- **Directions for this task**:
Retype all the records below exactly as they are, with no image carried over.

::::

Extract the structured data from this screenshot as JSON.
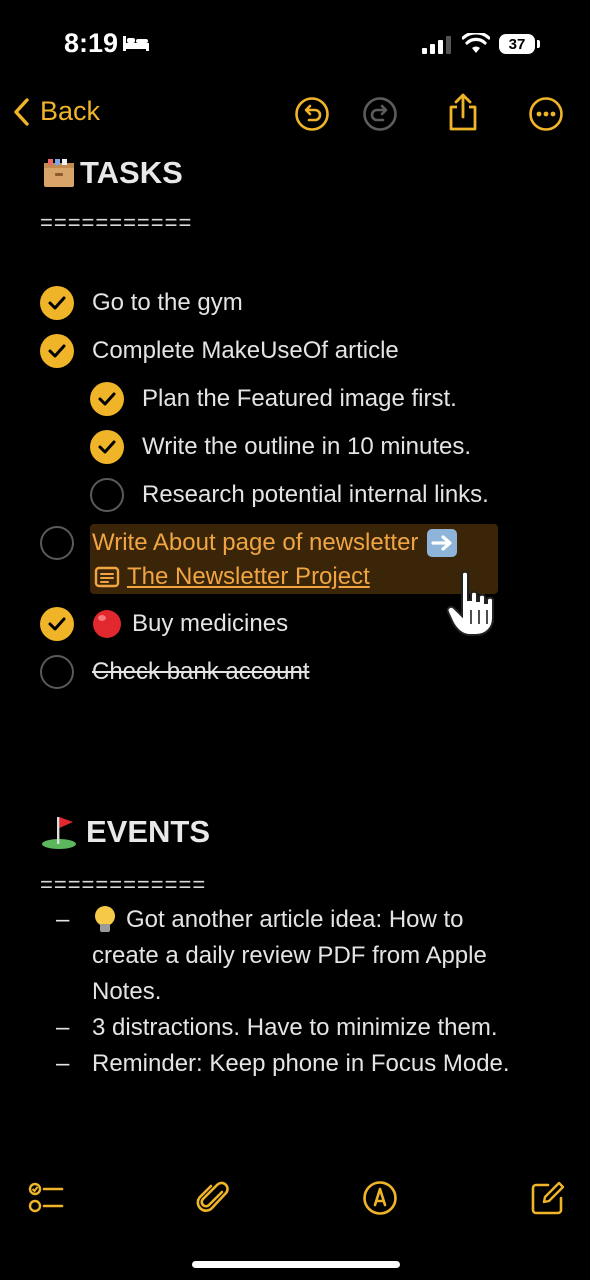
{
  "status": {
    "time": "8:19",
    "battery": "37"
  },
  "nav": {
    "back_label": "Back"
  },
  "tasks": {
    "heading": "TASKS",
    "divider": "===========",
    "items": [
      {
        "label": "Go to the gym",
        "checked": true
      },
      {
        "label": "Complete MakeUseOf article",
        "checked": true
      },
      {
        "label": "Plan the Featured image first.",
        "checked": true
      },
      {
        "label": "Write the outline in 10 minutes.",
        "checked": true
      },
      {
        "label": "Research potential internal links.",
        "checked": false
      },
      {
        "label": "Write About page of newsletter",
        "checked": false,
        "link": "The Newsletter Project"
      },
      {
        "label": "Buy medicines",
        "checked": true
      },
      {
        "label": "Check bank account",
        "checked": false,
        "struck": true
      }
    ]
  },
  "events": {
    "heading": "EVENTS",
    "divider": "============",
    "items": [
      {
        "line1": "Got another article idea: How to",
        "line2": "create a daily review PDF from Apple",
        "line3": "Notes."
      },
      {
        "text": "3 distractions. Have to minimize them."
      },
      {
        "text": "Reminder: Keep phone in Focus Mode."
      }
    ]
  },
  "accent_color": "#f0b429"
}
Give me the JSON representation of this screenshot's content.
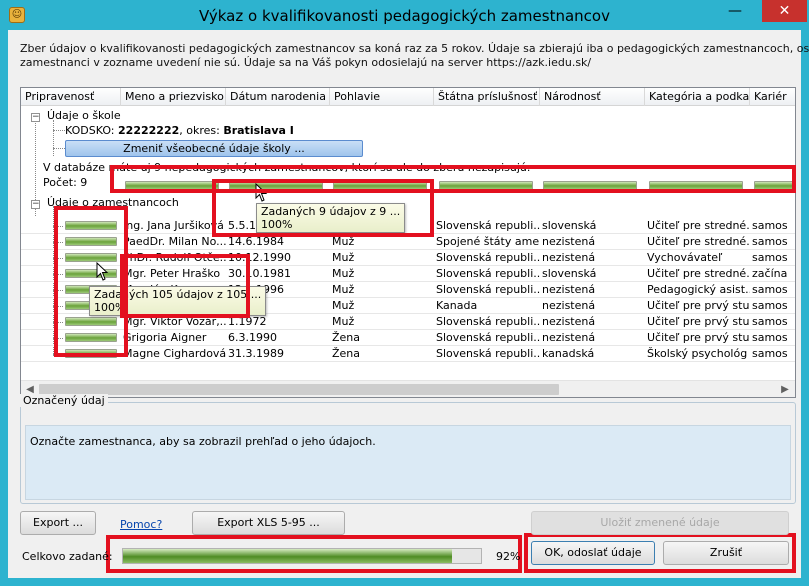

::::

- **Task answer**:
Extract the structured data from this screenshot as JSON.
{
  "status": {
    "time": "8:19",
    "battery": "37"
  },
  "nav": {
    "back_label": "Back"
  },
  "tasks": {
    "heading": "TASKS",
    "divider": "===========",
    "items": [
      {
        "label": "Go to the gym",
        "checked": true
      },
      {
        "label": "Complete MakeUseOf article",
        "checked": true
      },
      {
        "label": "Plan the Featured image first.",
        "checked": true
      },
      {
        "label": "Write the outline in 10 minutes.",
        "checked": true
      },
      {
        "label": "Research potential internal links.",
        "checked": false
      },
      {
        "label": "Write About page of newsletter",
        "checked": false,
        "link": "The Newsletter Project"
      },
      {
        "label": "Buy medicines",
        "checked": true
      },
      {
        "label": "Check bank account",
        "checked": false,
        "struck": true
      }
    ]
  },
  "events": {
    "heading": "EVENTS",
    "divider": "============",
    "items": [
      {
        "line1": "Got another article idea: How to",
        "line2": "create a daily review PDF from Apple",
        "line3": "Notes."
      },
      {
        "text": "3 distractions. Have to minimize them."
      },
      {
        "text": "Reminder: Keep phone in Focus Mode."
      }
    ]
  },
  "accent_color": "#f0b429"
}
Give me the JSON representation of this screenshot's content.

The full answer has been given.